Slay’s spokesman Ed Rhode did not respond to a request for comment. A message left on Slay’s chief of staff Jeff Rainford’s cell phone was not
The EYE has detailed countless instances when the Post – the city’s only daily – rushed to the defense of the mayor or his political allies. The reader’s note by Robbins and Maples about Brown’s dismissal claims, “Our integrity and our credibility with readers is (sic) of utmost importance to us,” but the people who turned out in support of Sylvester would argue that the paper’s coverage of city politics long ago abandoned “integrity” and in so doing damaged the paper’s “credibility.”
In a letter that will run in full next week, a reader of the American and the Post named Grady Brown expressed a commonly held view in the local black community. “Mr. Brown would not be silent to the corruption coming out of the Slay administration,” Grady Brown wrote of Sylvester. “And why should he stand silent and allow this inadequate mayor continue to run this city into the ground?”
In his recently concluded campaign for reelection, surrounded by scandals that burgeoned on his watch and announced development deals that fell through, Slay enjoyed consistent promotion and endorsement from every space in the Post except, on occasion, Sylvester’s column.
Interestingly, Brown’s editors claim he hurt the paper’s “integrity” and “credibility” by accepting a reimbursement check for travel expenses from a non-governmental body he has never written about in the paper. Yet the Post, which covers Slay in every edition, stands to benefit from Slay’s announced lobbying efforts on its behalf in Jefferson City. The mayor’s campaign website lists support for daily newspapers among his legislative priorities for this session. We are not aware of the Post declining assistance from the mayor’s lobbyists to protect its “integrity” and “credibility.”

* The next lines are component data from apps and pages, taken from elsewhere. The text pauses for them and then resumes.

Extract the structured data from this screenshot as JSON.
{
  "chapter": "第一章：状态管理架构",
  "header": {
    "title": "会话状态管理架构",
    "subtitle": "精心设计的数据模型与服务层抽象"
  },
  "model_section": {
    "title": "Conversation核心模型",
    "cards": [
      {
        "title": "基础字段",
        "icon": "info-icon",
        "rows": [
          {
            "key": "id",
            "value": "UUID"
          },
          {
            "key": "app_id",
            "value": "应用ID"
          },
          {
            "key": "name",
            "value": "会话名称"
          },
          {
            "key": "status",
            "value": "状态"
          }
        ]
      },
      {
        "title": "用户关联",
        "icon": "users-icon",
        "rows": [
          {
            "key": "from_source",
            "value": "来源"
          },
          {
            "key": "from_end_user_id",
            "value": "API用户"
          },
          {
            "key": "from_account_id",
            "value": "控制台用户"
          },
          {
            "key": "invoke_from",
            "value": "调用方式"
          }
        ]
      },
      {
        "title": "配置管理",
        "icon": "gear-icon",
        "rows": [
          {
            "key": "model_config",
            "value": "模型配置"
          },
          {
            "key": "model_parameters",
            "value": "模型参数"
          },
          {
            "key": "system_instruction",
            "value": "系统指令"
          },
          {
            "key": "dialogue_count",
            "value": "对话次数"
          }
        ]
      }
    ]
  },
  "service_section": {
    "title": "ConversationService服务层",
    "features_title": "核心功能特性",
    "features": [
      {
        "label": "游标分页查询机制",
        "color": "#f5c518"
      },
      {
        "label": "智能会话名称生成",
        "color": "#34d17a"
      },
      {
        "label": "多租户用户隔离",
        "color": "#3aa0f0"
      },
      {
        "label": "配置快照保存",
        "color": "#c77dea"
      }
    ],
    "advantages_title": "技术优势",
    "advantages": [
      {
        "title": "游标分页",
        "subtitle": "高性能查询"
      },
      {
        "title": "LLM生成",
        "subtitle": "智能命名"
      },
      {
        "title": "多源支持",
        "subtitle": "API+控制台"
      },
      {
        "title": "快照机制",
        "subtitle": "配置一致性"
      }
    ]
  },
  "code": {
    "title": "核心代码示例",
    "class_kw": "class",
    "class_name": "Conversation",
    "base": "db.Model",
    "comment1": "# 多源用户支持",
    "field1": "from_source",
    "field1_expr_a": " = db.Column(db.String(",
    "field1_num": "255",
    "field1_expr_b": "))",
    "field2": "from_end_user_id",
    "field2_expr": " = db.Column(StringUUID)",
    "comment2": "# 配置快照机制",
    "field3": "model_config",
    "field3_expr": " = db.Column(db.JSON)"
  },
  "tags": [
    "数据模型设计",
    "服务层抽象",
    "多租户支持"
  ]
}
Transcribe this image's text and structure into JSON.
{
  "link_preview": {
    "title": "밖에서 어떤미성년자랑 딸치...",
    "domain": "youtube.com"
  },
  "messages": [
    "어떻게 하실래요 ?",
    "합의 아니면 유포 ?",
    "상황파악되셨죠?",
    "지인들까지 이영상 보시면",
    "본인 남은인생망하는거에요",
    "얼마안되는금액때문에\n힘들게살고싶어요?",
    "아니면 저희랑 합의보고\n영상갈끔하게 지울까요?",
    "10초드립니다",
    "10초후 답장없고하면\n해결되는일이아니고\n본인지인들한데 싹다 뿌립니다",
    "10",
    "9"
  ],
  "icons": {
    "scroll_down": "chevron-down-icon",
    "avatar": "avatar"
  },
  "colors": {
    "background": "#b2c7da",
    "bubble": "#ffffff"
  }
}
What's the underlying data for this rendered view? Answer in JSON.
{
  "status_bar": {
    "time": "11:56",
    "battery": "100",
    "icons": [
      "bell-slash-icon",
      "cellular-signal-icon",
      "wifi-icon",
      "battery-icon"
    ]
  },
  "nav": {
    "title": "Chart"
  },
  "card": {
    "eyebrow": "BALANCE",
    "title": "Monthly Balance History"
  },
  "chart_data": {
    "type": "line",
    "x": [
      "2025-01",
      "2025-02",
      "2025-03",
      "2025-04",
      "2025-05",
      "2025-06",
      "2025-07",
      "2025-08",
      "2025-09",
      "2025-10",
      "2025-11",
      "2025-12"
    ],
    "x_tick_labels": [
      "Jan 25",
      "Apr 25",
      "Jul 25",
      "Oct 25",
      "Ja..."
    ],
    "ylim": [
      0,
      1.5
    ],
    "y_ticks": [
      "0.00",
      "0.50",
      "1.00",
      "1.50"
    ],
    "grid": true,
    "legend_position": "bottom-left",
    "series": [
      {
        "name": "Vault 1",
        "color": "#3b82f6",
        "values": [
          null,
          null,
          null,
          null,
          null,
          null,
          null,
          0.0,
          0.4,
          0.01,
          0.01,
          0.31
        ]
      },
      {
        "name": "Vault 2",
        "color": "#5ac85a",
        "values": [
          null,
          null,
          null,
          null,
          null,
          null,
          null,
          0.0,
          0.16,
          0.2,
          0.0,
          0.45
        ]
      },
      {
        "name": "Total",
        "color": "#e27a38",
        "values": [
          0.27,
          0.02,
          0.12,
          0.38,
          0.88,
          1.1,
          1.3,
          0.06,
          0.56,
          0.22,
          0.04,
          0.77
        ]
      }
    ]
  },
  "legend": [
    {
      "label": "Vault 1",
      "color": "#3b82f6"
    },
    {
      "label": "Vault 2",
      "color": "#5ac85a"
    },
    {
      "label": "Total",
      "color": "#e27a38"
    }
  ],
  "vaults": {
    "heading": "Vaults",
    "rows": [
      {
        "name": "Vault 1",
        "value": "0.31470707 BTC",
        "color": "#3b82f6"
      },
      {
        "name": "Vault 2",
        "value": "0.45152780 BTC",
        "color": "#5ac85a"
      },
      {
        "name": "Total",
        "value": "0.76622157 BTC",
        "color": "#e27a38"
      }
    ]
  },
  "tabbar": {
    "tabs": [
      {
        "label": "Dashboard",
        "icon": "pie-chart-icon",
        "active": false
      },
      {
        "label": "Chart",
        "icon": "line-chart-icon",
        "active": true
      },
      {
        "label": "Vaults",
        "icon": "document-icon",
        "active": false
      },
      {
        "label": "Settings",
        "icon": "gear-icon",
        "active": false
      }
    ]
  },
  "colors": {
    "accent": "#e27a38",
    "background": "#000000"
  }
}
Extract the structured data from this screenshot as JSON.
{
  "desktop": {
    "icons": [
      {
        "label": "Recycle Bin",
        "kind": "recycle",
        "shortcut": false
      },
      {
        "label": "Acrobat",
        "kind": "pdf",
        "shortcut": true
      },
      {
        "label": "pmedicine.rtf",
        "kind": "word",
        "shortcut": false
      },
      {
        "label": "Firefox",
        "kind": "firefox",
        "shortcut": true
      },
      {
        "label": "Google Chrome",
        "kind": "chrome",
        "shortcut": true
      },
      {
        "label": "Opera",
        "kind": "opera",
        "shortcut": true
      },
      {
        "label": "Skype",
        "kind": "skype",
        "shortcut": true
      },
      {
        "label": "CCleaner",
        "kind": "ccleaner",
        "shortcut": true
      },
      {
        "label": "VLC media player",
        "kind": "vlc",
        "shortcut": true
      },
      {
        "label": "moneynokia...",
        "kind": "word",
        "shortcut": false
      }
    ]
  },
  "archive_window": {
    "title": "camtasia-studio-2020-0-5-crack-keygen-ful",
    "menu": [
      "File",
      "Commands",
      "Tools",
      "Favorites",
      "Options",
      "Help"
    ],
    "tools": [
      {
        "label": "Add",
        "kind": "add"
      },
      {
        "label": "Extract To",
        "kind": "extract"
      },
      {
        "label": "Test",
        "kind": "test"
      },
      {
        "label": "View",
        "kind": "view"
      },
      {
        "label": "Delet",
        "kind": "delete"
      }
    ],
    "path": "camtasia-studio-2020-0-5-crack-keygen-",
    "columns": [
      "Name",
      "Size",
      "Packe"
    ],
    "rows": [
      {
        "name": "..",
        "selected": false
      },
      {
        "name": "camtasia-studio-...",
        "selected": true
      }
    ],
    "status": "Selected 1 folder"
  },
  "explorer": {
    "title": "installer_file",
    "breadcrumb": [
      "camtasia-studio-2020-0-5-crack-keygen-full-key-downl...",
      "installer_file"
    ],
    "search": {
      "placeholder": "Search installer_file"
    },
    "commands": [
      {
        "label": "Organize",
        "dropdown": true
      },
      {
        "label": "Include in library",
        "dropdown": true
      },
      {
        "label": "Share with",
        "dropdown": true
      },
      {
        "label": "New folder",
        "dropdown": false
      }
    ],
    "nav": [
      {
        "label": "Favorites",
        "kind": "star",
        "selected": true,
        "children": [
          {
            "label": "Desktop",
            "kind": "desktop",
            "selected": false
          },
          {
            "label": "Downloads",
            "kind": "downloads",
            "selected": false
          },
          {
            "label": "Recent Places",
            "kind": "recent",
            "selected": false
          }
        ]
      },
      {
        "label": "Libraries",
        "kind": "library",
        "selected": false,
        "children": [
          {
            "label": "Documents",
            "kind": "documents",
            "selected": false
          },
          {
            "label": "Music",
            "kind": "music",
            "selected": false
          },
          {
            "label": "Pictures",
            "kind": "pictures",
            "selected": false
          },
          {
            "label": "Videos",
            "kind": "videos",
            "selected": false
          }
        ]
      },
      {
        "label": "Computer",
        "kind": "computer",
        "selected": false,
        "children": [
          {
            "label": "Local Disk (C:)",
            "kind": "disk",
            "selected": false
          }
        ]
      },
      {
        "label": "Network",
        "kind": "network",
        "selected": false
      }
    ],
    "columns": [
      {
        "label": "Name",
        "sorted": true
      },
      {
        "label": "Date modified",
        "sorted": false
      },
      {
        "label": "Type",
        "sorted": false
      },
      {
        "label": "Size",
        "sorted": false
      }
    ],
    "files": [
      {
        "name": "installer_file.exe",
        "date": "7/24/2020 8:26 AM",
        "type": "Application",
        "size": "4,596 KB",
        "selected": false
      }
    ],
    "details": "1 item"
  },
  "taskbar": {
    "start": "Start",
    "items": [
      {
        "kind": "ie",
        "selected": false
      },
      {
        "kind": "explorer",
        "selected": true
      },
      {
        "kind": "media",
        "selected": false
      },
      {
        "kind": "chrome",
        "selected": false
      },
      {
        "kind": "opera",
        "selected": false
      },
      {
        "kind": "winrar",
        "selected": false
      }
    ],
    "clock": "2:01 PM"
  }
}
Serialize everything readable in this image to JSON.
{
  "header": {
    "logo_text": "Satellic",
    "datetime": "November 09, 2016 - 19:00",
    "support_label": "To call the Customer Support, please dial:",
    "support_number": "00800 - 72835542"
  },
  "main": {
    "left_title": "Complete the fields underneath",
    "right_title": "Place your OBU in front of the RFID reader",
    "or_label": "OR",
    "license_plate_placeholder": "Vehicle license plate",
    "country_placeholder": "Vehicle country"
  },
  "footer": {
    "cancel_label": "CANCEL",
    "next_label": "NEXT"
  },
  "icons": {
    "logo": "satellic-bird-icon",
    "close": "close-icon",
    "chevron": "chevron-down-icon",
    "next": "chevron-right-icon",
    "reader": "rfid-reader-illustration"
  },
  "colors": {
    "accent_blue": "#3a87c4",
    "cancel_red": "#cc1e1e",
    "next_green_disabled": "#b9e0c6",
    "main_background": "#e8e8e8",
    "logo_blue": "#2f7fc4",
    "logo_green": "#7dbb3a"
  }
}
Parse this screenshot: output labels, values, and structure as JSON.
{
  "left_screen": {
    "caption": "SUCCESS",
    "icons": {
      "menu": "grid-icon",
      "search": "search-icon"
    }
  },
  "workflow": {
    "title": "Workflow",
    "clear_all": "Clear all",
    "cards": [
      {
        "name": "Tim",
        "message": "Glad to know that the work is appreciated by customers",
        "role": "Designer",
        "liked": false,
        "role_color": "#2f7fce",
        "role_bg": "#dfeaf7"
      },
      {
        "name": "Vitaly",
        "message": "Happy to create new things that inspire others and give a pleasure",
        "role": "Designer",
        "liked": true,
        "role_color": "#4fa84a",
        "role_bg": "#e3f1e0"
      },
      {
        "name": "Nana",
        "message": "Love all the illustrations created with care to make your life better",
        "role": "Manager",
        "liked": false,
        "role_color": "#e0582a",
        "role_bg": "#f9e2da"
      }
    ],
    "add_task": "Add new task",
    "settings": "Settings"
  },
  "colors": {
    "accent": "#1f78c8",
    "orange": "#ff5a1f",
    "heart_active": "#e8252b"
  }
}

The Post’s maintenance of these journalistic goals also is called into doubt by a promotional mailer sent to West County ZIP codes last week. The mailer boasts, “We are Right on the Money (in more ways than one)” and takes pride in the paper’s “conservative, relevant view points.” More than half of the featured headlines from recent Post coverage trash Obama. Example: “The end of Obama's magical mystery tour” and “A study in amateurism.”